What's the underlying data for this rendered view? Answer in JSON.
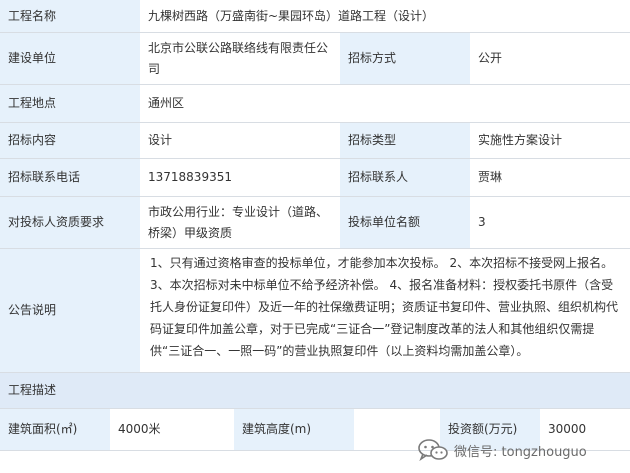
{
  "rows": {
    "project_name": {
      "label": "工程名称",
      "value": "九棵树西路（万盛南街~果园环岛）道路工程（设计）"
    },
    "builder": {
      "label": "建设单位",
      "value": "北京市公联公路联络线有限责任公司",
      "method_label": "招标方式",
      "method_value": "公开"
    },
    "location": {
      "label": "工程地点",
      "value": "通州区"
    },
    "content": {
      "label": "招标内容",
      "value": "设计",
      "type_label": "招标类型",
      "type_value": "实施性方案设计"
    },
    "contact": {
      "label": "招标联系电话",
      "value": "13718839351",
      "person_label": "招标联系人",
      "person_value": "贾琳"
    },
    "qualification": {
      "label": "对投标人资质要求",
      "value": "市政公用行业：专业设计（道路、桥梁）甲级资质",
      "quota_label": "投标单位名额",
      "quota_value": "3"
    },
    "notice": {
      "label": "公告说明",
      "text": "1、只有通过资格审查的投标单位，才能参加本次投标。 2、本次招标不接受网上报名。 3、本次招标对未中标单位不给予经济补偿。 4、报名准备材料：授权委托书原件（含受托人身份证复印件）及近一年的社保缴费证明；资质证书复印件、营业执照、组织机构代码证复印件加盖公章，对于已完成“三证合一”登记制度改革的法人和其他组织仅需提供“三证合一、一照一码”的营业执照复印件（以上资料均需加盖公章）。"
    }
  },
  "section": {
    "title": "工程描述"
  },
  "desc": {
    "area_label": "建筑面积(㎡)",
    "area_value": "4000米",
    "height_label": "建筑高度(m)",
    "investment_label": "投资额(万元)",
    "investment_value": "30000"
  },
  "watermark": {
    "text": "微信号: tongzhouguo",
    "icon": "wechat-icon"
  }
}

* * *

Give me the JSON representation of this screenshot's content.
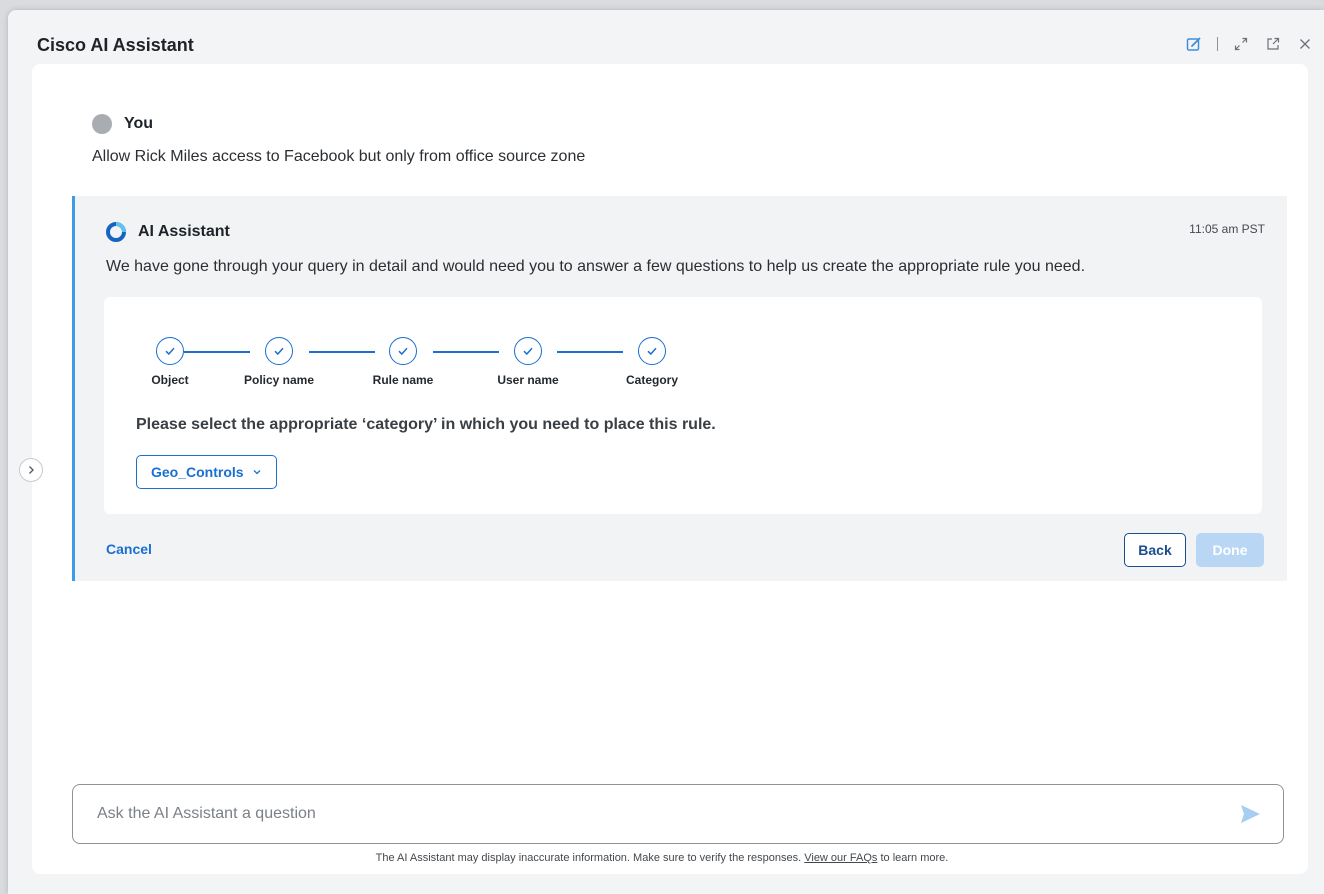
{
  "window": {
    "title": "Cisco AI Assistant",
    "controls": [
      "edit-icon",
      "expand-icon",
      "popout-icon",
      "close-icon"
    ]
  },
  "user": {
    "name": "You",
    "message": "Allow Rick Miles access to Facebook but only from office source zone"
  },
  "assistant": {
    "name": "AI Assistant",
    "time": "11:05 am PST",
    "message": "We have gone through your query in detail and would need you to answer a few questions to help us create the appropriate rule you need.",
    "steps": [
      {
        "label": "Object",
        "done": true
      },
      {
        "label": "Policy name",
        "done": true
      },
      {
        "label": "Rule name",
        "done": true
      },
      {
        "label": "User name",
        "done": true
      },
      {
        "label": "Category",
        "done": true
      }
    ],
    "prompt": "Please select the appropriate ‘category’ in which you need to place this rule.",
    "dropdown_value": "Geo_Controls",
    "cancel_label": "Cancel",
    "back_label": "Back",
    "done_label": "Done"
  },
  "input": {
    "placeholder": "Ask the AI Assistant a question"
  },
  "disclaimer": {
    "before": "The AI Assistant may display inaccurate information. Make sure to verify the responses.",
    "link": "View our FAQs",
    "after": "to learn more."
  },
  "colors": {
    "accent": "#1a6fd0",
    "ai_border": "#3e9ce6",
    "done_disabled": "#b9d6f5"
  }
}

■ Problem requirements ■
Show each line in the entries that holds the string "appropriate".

■ Output of the task ■
    "message": "We have gone through your query in detail and would need you to answer a few questions to help us create the appropriate rule you need.",
    "prompt": "Please select the appropriate ‘category’ in which you need to place this rule.",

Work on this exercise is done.